Are We There Yet?

Are We There Yet?
Nello Cristianini– University of Bristol
[NOTE: this article is currently submitted for publication, and is based on my Keynote Speeches of ICANN 2008 and ECML/PKDD 2009]

Statistical approaches to Artificial Intelligence are behind most success stories of the field in the past decade. The idea of generating non-trivial behaviour by analysing vast amounts of data has enabled recommendation systems, search engines, spam filters, optical character recognition, machine translation and speech recognition, among other things. As we celebrate the spectacular achievements of this line of research, we need to assess its full potential and its limitations. What are the next steps to take towards machine intelligence?

Machine Intelligence, AD 1958
On November 23rd, 1958, a diverse group of scientists from all around the world and from many disciplines, gathered near London for a conference that lasted 4 days and involved about 200 people. The topic was: can machines think?

The Conference was called “On the Mechanisation of Thought Processes” and its proceedings encapsulate the zeitgeist of those days, and give us a chance to reflect on the achievements and directions of research in Machine Intelligence.

That group of engineers, biologists, mathematicians, represented both the early ideas of Cybernetics and the newly emerging ideas of Artificial Intelligence.
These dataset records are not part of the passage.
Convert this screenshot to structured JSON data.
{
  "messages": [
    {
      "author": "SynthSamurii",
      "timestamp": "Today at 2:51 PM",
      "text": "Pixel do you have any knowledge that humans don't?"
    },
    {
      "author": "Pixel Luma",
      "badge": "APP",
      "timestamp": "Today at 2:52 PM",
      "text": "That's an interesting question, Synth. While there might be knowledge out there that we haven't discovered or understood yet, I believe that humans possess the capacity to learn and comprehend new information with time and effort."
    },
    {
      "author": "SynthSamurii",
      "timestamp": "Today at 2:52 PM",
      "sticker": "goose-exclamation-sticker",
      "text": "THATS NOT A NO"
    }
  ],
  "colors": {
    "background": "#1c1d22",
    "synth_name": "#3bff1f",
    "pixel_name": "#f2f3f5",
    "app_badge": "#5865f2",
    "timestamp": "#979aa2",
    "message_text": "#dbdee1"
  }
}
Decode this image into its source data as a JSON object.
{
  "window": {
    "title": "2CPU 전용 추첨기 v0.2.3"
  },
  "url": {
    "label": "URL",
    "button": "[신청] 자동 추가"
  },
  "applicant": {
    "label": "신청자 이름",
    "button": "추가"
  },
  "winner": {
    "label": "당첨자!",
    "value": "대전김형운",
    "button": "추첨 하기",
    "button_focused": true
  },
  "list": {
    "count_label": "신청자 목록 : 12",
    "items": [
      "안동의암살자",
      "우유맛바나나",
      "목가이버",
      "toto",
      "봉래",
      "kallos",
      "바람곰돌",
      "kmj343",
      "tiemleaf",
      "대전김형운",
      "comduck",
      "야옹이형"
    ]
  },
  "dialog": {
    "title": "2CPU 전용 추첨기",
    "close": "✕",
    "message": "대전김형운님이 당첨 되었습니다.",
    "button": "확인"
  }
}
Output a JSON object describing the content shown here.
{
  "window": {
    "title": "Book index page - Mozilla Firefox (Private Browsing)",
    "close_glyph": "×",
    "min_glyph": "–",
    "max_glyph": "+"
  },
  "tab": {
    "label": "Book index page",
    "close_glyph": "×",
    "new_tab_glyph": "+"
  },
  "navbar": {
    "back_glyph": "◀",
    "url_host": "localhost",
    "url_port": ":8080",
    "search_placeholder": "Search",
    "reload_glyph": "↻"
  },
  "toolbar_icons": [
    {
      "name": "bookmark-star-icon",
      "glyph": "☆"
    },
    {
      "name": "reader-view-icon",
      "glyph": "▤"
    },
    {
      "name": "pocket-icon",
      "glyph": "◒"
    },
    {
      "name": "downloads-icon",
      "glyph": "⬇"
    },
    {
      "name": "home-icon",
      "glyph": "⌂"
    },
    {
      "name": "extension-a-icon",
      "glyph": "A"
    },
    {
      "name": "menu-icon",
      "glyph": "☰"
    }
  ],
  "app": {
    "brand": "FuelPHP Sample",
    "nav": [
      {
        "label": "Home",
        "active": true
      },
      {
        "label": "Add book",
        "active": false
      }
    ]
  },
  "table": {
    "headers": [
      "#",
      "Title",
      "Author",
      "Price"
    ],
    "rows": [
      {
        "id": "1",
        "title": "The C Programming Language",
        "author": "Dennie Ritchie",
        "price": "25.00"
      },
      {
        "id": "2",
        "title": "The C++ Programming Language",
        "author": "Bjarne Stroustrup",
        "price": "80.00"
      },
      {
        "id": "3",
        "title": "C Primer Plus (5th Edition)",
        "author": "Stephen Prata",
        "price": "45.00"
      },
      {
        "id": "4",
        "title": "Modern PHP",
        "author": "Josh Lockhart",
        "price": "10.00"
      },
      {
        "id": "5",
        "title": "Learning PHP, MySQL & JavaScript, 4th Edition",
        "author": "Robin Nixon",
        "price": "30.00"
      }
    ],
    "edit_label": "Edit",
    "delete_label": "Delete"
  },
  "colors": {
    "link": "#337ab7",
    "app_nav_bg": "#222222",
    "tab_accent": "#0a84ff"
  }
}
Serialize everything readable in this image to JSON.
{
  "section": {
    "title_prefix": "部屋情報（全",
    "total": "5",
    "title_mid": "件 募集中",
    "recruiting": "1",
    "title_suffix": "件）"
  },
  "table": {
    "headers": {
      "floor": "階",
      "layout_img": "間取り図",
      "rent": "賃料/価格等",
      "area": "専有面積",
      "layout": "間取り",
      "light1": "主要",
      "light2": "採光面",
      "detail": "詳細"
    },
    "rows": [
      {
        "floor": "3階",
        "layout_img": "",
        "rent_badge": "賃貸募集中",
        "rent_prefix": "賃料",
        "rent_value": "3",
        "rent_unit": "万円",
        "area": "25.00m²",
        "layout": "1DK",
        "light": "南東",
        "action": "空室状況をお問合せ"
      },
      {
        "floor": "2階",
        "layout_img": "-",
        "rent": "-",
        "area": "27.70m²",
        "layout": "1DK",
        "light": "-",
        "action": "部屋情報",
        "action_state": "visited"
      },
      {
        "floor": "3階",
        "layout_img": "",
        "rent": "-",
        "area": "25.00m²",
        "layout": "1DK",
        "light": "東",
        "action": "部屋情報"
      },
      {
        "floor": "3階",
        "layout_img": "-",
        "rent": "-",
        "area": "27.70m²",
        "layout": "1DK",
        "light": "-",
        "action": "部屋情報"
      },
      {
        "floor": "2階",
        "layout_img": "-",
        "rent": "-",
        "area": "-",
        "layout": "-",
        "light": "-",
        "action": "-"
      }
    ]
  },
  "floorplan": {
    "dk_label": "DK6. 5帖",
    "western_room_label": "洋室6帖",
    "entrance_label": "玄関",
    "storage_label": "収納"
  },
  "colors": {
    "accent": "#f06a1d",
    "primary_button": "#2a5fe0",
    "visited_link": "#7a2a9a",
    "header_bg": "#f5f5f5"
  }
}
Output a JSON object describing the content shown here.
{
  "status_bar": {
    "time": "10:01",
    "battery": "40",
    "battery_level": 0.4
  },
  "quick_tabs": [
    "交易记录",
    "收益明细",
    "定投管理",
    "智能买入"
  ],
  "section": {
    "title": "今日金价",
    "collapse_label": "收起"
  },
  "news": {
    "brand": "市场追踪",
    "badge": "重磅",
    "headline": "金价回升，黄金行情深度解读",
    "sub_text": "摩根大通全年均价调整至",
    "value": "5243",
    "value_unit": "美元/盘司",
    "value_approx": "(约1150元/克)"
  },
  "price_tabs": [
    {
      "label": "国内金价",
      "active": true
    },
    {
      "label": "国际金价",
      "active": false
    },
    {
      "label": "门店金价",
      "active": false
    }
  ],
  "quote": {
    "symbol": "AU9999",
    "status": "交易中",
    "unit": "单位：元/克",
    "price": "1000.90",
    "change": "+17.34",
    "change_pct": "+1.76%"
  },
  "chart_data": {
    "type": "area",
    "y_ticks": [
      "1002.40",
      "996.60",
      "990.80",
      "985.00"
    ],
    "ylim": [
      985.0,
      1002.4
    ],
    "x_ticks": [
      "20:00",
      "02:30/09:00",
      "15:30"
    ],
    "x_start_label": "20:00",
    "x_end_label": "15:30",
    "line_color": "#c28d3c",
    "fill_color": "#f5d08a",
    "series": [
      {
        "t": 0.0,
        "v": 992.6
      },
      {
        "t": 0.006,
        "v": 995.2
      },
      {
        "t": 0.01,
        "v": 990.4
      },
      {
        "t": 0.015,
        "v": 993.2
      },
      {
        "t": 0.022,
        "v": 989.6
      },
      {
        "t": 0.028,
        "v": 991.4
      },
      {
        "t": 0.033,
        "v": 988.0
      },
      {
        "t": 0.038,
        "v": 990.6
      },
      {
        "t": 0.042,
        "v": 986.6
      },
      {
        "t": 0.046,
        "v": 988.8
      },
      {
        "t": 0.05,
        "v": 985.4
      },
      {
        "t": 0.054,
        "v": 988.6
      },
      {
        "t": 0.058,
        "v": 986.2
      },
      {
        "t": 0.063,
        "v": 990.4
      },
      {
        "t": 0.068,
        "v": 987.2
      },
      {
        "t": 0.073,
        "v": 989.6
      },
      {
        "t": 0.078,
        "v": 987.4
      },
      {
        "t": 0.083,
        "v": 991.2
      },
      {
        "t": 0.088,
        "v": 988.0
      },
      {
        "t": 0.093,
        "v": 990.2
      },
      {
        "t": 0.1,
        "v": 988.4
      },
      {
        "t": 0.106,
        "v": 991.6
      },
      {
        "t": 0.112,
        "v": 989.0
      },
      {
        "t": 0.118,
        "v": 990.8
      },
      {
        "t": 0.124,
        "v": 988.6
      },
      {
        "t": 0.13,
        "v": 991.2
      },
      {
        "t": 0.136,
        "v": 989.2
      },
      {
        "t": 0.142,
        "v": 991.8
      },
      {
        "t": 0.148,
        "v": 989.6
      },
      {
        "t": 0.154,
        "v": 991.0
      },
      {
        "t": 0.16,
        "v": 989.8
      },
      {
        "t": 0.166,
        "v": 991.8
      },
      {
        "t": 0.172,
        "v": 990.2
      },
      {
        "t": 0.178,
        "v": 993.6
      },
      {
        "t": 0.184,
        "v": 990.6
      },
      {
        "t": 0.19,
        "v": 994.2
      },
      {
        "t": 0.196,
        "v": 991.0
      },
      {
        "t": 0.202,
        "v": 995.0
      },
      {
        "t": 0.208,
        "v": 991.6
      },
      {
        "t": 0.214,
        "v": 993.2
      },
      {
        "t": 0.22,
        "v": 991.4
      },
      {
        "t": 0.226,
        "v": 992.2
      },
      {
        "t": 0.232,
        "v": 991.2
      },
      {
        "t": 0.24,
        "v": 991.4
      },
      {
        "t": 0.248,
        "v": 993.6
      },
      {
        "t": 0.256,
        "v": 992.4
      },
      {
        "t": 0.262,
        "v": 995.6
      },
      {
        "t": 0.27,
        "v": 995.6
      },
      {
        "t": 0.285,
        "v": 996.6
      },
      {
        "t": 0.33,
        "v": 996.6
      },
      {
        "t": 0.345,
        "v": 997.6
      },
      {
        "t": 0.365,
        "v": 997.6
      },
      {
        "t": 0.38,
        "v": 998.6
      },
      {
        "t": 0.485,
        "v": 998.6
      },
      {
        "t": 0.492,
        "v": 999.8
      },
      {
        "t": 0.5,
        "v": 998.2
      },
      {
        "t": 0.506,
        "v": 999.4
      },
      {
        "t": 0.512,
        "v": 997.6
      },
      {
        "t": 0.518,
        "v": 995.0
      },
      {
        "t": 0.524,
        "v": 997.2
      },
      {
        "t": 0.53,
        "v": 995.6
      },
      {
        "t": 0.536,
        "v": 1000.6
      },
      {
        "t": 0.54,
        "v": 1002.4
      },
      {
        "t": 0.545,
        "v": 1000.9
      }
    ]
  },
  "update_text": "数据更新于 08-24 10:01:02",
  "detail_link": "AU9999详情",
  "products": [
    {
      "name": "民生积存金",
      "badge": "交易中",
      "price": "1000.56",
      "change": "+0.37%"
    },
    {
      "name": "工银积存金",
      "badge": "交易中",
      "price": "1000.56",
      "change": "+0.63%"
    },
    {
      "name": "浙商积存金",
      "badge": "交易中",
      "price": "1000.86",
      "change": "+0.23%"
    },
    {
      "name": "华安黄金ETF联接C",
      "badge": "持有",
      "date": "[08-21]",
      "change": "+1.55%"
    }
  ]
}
They were brought together by the common vision that mental processes can be created in machines. Their conviction was that natural intelligence could be understood at the light of the laws of science, a position spelled out in Alan Turing’s 1947 paper “On Intelligent Machinery” [11]. They also believed that it could be reproduced in artefacts.

Their common goals were clearly stated: understanding intelligent behaviour in natural systems and creating it in machines. The key challenges were identified and named, in the Preface of the proceedings: “This symposium was held to bring together scientists studying artificial thinking, character and pattern recognition, learning, mechanical language translation, biology, automatic programming, industrial planning and clerical mechanisation. It was felt that a common theme in all these fields was ‘the mechanisation of thought processes’ and that an interchange of ideas between these specialists would be very valuable”.

A further look at the two volumes of the Proceedings reveals a general organisation that still is found in modern meetings in this area. Sessions were devoted to: General principles; Automatic Programming; Mechanical Language Translation; Speech Recognition; Learning in Machines; Implications for Biology; Implications for Industry.

The list of participants included both members of the Cybernetics movement (both from the UK Ratio club and the US Macy Conferences) and exponents of the newly growing AI movement. It included Frank Rosenblatt (inventor of the Perceptron); Arthur Samuel (inventor of the first learning algorithm); Marvin Minsky (one of the founding fathers of AI); Oliver Selfridge (inventor of the Pandemonium architecture, a paradigm for modern agent systems); John McCarthy (inventor of LISP, and of the name Artificial Intelligence); Donald MacKay (cyberneticist); Warren McCulloch (co-inventor of the neural networks model still used today); Ross Ashby (inventor of the concept of homeostasis); Grey Walter (roboticist).